◆ Required work
Return an exact copy of the entries, skipping any picture you find.

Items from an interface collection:
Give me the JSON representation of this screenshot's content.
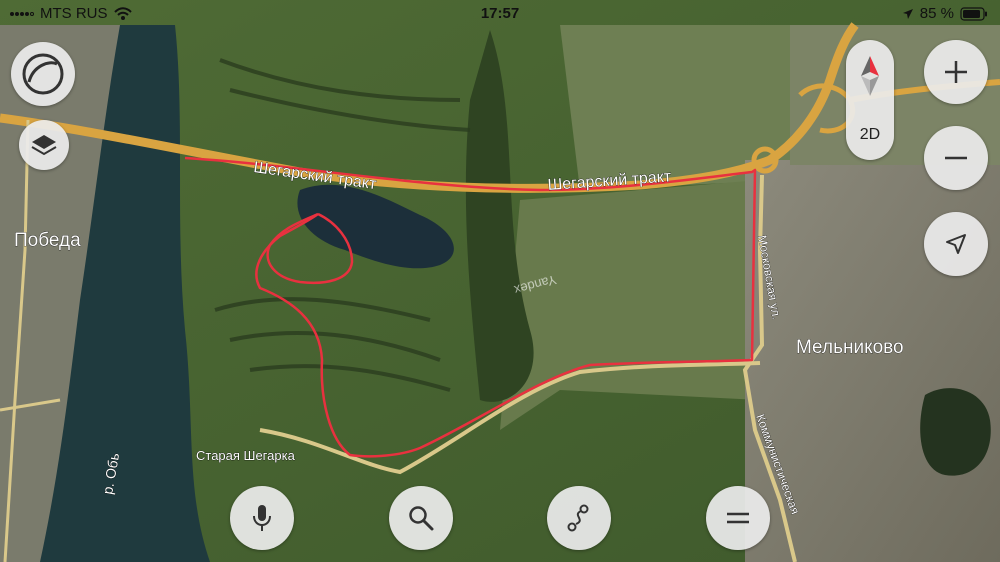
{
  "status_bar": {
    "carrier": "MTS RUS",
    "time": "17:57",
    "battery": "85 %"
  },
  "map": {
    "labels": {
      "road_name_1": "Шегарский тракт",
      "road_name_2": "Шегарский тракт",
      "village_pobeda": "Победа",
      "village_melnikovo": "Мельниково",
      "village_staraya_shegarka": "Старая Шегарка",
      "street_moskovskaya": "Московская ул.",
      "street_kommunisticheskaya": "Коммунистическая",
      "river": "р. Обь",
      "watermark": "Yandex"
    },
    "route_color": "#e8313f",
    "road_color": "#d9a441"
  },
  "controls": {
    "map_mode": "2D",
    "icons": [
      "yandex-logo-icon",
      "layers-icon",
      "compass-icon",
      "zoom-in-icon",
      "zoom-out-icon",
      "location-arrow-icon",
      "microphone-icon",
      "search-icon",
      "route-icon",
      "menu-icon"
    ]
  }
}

◆ Problem solution
Give me the JSON representation of this screenshot's content.
{
  "status_bar": {
    "carrier": "MTS RUS",
    "time": "17:57",
    "battery": "85 %"
  },
  "map": {
    "labels": {
      "road_name_1": "Шегарский тракт",
      "road_name_2": "Шегарский тракт",
      "village_pobeda": "Победа",
      "village_melnikovo": "Мельниково",
      "village_staraya_shegarka": "Старая Шегарка",
      "street_moskovskaya": "Московская ул.",
      "street_kommunisticheskaya": "Коммунистическая",
      "river": "р. Обь",
      "watermark": "Yandex"
    },
    "route_color": "#e8313f",
    "road_color": "#d9a441"
  },
  "controls": {
    "map_mode": "2D",
    "icons": [
      "yandex-logo-icon",
      "layers-icon",
      "compass-icon",
      "zoom-in-icon",
      "zoom-out-icon",
      "location-arrow-icon",
      "microphone-icon",
      "search-icon",
      "route-icon",
      "menu-icon"
    ]
  }
}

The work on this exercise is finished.